During the launch of the Olango Swim Challenge, the country’s longest running open water swimming event, the organizers hoped that folks all over the country would copy their event and hold their own open water swimming contests.
They were hopeful because, well, we live in an archipelago, a beach, for most of us, is just 10 to 20 minutes away.
They were hopeful also because of the goal of their event, for an archipelago, the number of people who know how to swim is low and the incidents of drowning are high.
They were hopeful, too, because in 2008, a year after the first edition of the Olango Swim Challenge, the 10-kilometer open water swimming would become an Olympic event.
We could also discover the next Olympian among the participants?
Though the event would become the longest-running open water competition in the country, copycat events never sprouted and I guess one participant’s simple explanation that “swimming in the open sea” is a hundred times more difficult and more challenging than swimming in the pool explains why.
We’ve had open water advocates--Ingemar Macarine, known as the Pinoy Aquaman, and lately Cleevan Alegres, known as the Little Merman who swam around Mactan just this month--but open water swimming hasn’t really taken off.
Sure, the Olango Swim Challenge stayed its course, that is until the pandemic hit us, but it seemed like a lone voice in the wilderness.
That’s why I got excited when I read Pinamungajan will host its own event, the PJ Garcia Open Water Challenge on June 5. It’s a bit shorter than the 6-kilometer event of Olango with only the 3K and 2K categories, but it’s perfect to spur interest in open water swimming.
Baby steps as they would call it.
And, like the guys involved in the first edition of the Olango Swim Challenge, I hope other town officials along the many beach fronts in Cebu Province who will read about the Pinamungajan event will think, “Hey, this is something we can do also.”

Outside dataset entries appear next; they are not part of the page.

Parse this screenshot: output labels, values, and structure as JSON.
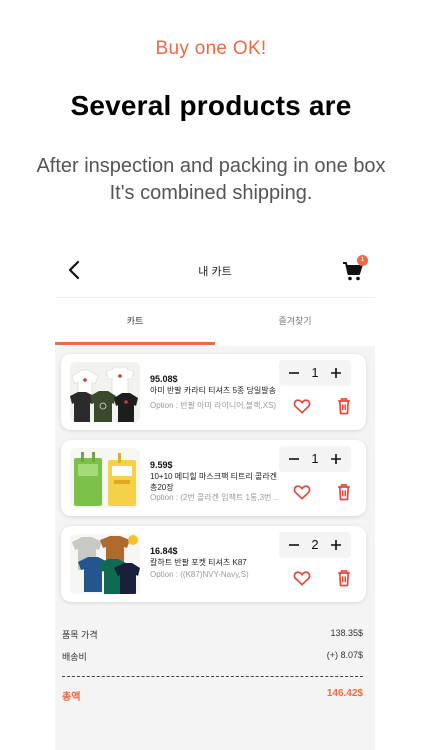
{
  "promo": {
    "kicker": "Buy one OK!",
    "headline": "Several products are",
    "sub_line1": "After inspection and packing in one box",
    "sub_line2": "It's combined shipping."
  },
  "app": {
    "title": "내 카트",
    "cart_badge": "1",
    "accent_color": "#ee6a44"
  },
  "tabs": [
    {
      "label": "카트",
      "active": true
    },
    {
      "label": "즐겨찾기",
      "active": false
    }
  ],
  "cart_items": [
    {
      "price": "95.08$",
      "name": "아미 반팔 카라티 티셔츠 5종 당일발송",
      "option": "Option : 반팔 아미 라이니어,블랙,XS)",
      "qty": "1"
    },
    {
      "price": "9.59$",
      "name": "10+10 메디힐 마스크팩 티트리 콜라겐 총20장",
      "option": "Option : (2번 콜라겐 임팩트 1통,3번 ...",
      "qty": "1"
    },
    {
      "price": "16.84$",
      "name": "칼하트 반팔 포켓 티셔츠 K87",
      "option": "Option : ((K87)NVY-Navy,S)",
      "qty": "2"
    }
  ],
  "summary": {
    "item_price_label": "품목 가격",
    "item_price_value": "138.35$",
    "shipping_label": "배송비",
    "shipping_value": "(+) 8.07$",
    "total_label": "총액",
    "total_value": "146.42$"
  },
  "icons": {
    "back": "chevron-left-icon",
    "cart": "shopping-cart-icon",
    "minus": "minus-icon",
    "plus": "plus-icon",
    "heart": "heart-outline-icon",
    "trash": "trash-icon"
  }
}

Which brings me back to the hopes and dreams of the organizers of the first open water swimming event.
To raise awareness to the incidence of drowning.

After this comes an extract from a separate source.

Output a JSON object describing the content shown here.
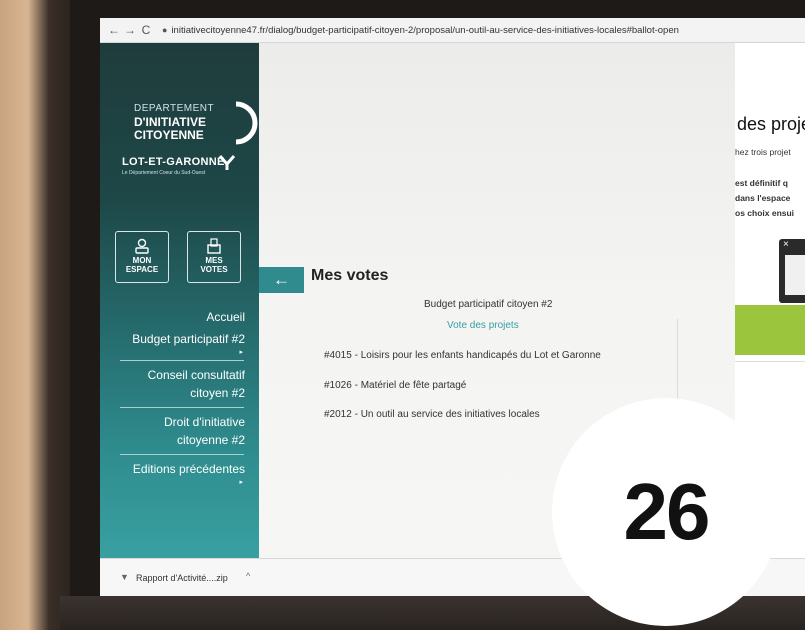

To increase the number of open water swimmers.
To discover the first Pinoy open water Olympic swimmer.
Here’s to more open water events in Cebu, so we can continue our open water dreams.